We thank you for your question. It looks as though at your PD unit you are using the standardized PET, which requires you to send the first sample of PD fluid after a long overnight dwell. Now, bear in mind, in 1987, when the PET was first described by Twardowski, all patients were on CAPD, therefore the standard overnight dwell time was around 8 hours (1). With the advent of automated peritoneal dialysis (APD), that changed.
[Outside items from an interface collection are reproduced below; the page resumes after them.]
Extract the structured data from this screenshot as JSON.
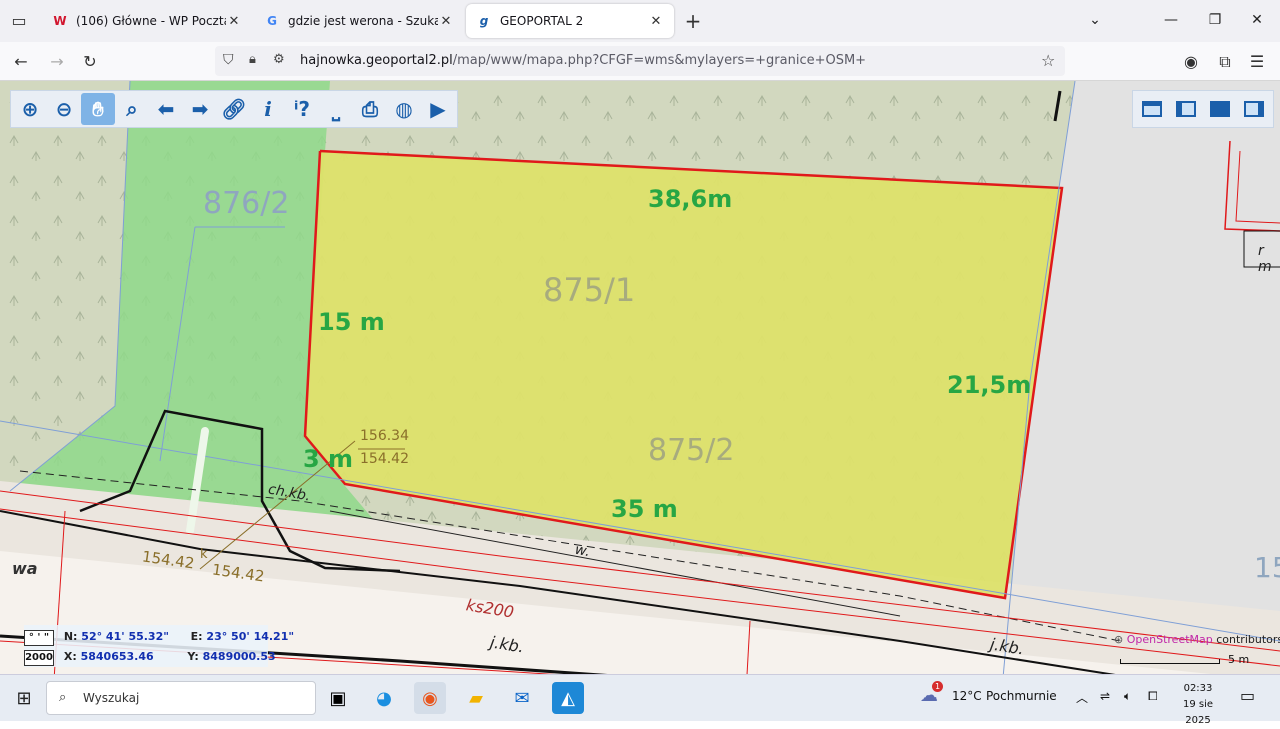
{
  "browser": {
    "tabs": [
      {
        "label": "(106) Główne - WP Poczta",
        "favicon": "wp-icon",
        "active": false
      },
      {
        "label": "gdzie jest werona - Szukaj w Go",
        "favicon": "google-icon",
        "active": false
      },
      {
        "label": "GEOPORTAL 2",
        "favicon": "geoportal-icon",
        "active": true
      }
    ],
    "url_domain": "hajnowka.geoportal2.pl",
    "url_rest": "/map/www/mapa.php?CFGF=wms&mylayers=+granice+OSM+"
  },
  "map": {
    "parcels": [
      "876/2",
      "875/1",
      "875/2"
    ],
    "dimensions": {
      "top": "38,6m",
      "left": "15 m",
      "right": "21,5m",
      "bottom": "35 m",
      "corner": "3 m"
    },
    "height_top": "156.34",
    "height_bottom": "154.42",
    "road_heights": [
      "154.42",
      "154.42"
    ],
    "labels": {
      "chkb": "ch.kb.",
      "w": "w.",
      "ks": "ks200",
      "jkb1": "j.kb.",
      "jkb2": "j.kb.",
      "k": "k",
      "street": "wa",
      "right_num": "15",
      "right_code": "r m"
    },
    "coords": {
      "badge1": "° ' \"",
      "badge2": "2000",
      "n_label": "N:",
      "n_value": "52° 41' 55.32\"",
      "e_label": "E:",
      "e_value": "23° 50' 14.21\"",
      "x_label": "X:",
      "x_value": "5840653.46",
      "y_label": "Y:",
      "y_value": "8489000.53"
    },
    "attribution_link": "OpenStreetMap",
    "attribution_text": " contributors",
    "scale_label": "5 m"
  },
  "taskbar": {
    "search_text": "Wyszukaj",
    "weather_temp": "12°C",
    "weather_desc": "Pochmurnie",
    "time": "02:33",
    "date": "19 sie 2025",
    "notification_count": "1"
  },
  "colors": {
    "parcel_fill": "#dde26a",
    "parcel_border": "#e0191b",
    "green_area": "#8fd98a",
    "dimension_text": "#27a644"
  }
}
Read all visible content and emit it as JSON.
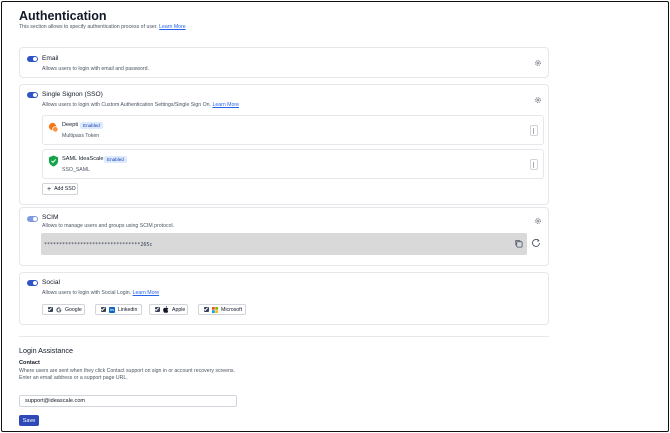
{
  "page": {
    "title": "Authentication",
    "description": "This section allows to specify authentication process of user.",
    "learn_more": "Learn More"
  },
  "email": {
    "title": "Email",
    "description": "Allows users to login with email and password.",
    "enabled": true
  },
  "sso": {
    "title": "Single Signon (SSO)",
    "description": "Allows users to login with Custom Authentication Settings/Single Sign On.",
    "learn_more": "Learn More",
    "enabled": true,
    "providers": [
      {
        "name": "Deepti",
        "status": "Enabled",
        "type": "Multipass Token",
        "icon": "multipass-icon"
      },
      {
        "name": "SAML IdeaScale",
        "status": "Enabled",
        "type": "SSO_SAML",
        "icon": "shield-icon"
      }
    ],
    "add_label": "Add SSO"
  },
  "scim": {
    "title": "SCIM",
    "description": "Allows to manage users and groups using SCIM protocol.",
    "token": "********************************265c",
    "enabled": true
  },
  "social": {
    "title": "Social",
    "description": "Allows users to login with Social Login.",
    "learn_more": "Learn More",
    "enabled": true,
    "providers": [
      {
        "label": "Google",
        "icon": "google-icon",
        "checked": true
      },
      {
        "label": "Linkedin",
        "icon": "linkedin-icon",
        "checked": true
      },
      {
        "label": "Apple",
        "icon": "apple-icon",
        "checked": true
      },
      {
        "label": "Microsoft",
        "icon": "microsoft-icon",
        "checked": true
      }
    ]
  },
  "login_assistance": {
    "title": "Login Assistance",
    "contact_label": "Contact",
    "help_line1": "Where users are sent when they click Contact support on sign in or account recovery screens.",
    "help_line2": "Enter an email address or a support page URL.",
    "contact_value": "support@ideascale.com",
    "save_label": "Save"
  },
  "colors": {
    "accent": "#2f54c9",
    "save": "#2f4ab8",
    "badge_bg": "#dbeafe",
    "link": "#2563eb"
  }
}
Most protocols now suggest an 8 – 12 hour dwell before the start of the standardised PET, which necessitates the patient changing from his/her usual APD prescription to an overnight CAPD exchange.
In a follow up study, Twardowski found that results for a PET were satisfactory with any preceding dwell time longer than 3 hours (when looking at small solute clearances, e.g. creatinine and urea) (2). With a longer preceding dwell, however, there will be a higher concentration of protein in the drained PD fluid (protein being a much larger molecule than creatinine, will move only slowly across the peritoneal membrane). According to Twardowski, the absence of an overnight exchange will be more problematic for an accurate standardized PET, than the length of the dwell preceding the PET (2). Thus, rather than focus on the length of time for the overnight dwell, it is probably most important to be sure the patient has had an overnight dwell and drains for at least 20 minutes, before beginning the actual PET.
- Twardowski ZJ, Nolph KD, Khanna R, et al. Peritoneal equilibration test. Perit Dial Bull 1987; 7:138–47.
- Twardowski ZJ, Prowant BF, Moore HL, et al. Short peritoneal equilibration test: impact of preceding dwell time. Adv Perit Dial 2003; 19:53–8.